His plan was to start smoking again at the tender age of 80 years young, having smoked for 50 years. He thought about it a lot…
This press conference was at the Canadian Embassy in London some years back to an invited audience flown in from all over the world.
I have friends who were on the road with Leonard singing for over 350 of his concerts worldwide! They had a lot of fun on those tours. They still talk about the food and catering..
Essential to Leonard’s survival were his Jewish roots, which informed his life and influences. His family came from Poland. The album before this went to number one in many countries. I loved this album, and trust you will to. He has certainly left a legacy for us all to embrace with his music, songs, and lyrics. What a volume of work along with his Zen training in the monastery. I hope you embrace and enjoy this audio interview as much as I did.
This encouraged my own path in part, living within the monastic community of Plum Village, France, and Deer Park Monastery, Escondido, California. In the tradition of Zen Master Thich Nhat Hahn. It has been a very healing and nourishing path for me, and many others.
Leonard loved watching TV, and also drinking alcohol in moderation whilst in the Monastery. His master told him it’s good to drink on a rainy day. He felt it appropriate and a breach of hospitality for him not to drink whilst in company. Whilst still following the schedule at the Monastery, incorporating this into his practice, he enjoyed smiling and following the rules of the Monastery.
His cover story looked very good, he had nothing to complain about. He tried everything; wine, women, song, money, career, art. Every kind of extravagance, and every restraint, but nothing worked! Nothing in the human realm is meant to work, and from that place compassion arises.

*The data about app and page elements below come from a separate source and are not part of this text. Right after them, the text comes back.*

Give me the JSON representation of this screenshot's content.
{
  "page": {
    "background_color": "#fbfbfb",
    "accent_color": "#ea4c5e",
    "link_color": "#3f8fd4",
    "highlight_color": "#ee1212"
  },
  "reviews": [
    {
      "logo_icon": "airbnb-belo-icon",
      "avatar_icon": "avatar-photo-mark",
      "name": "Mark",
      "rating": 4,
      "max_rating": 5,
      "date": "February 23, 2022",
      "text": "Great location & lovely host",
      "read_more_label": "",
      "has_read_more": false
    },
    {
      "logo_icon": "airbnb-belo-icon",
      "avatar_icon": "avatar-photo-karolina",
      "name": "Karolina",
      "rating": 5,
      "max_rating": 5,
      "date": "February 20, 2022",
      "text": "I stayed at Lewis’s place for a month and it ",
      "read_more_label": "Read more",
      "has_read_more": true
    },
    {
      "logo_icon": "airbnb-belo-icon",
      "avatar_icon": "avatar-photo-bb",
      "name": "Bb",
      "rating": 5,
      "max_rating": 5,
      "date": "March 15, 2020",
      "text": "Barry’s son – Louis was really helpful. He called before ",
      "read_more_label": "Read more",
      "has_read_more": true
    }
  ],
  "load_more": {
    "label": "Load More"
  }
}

The one question worth asking anyone is, “What are you going through?” He felt a fundamental sense of not flowing with the authentic motion, which is why he stepped into the Monastery. His good songs, and love of his audience and their interest—he would feel completely at home. Creating LOVE at the epicentre, which kept him touring. But this became dependant on the concert going well. With real, serious diligence taken on to the stage night after night. Things had to go well for him on stage, or he felt he betrayed people and their time and money.
Besides all that, he developed a dependance on the applause, the love, the wine, the songs. The antidote being his diligence to his practice which he developed later in life. What a life that was lived to the full!
He considered himself very fortunate tasting the practice. It was clean, not dogmatic, and the example from his master.
May his soul rest in peace, surrounded and bathed in Love. I have just seen Nick Broomfield’s wonderful film Marianne & Leonard: Words of Love. Which is a fascinating insight into his life, and love affair with Marianne and the Greek island they lived on all those years ago. An enduring love that lasted their entire lifetimes. They died three months apart, and were in touch until Marianne’s last breath. The documentary covers the rise and fall of his career. Finally rising again to unprecedented heights with his touring and later albums.
This audio interview was for the Popular Problems album launch in London, UK. I hope you enjoy it as much as I enjoyed being there. Stuart Maconie hosted the event. You’ll find the full interview in the members section.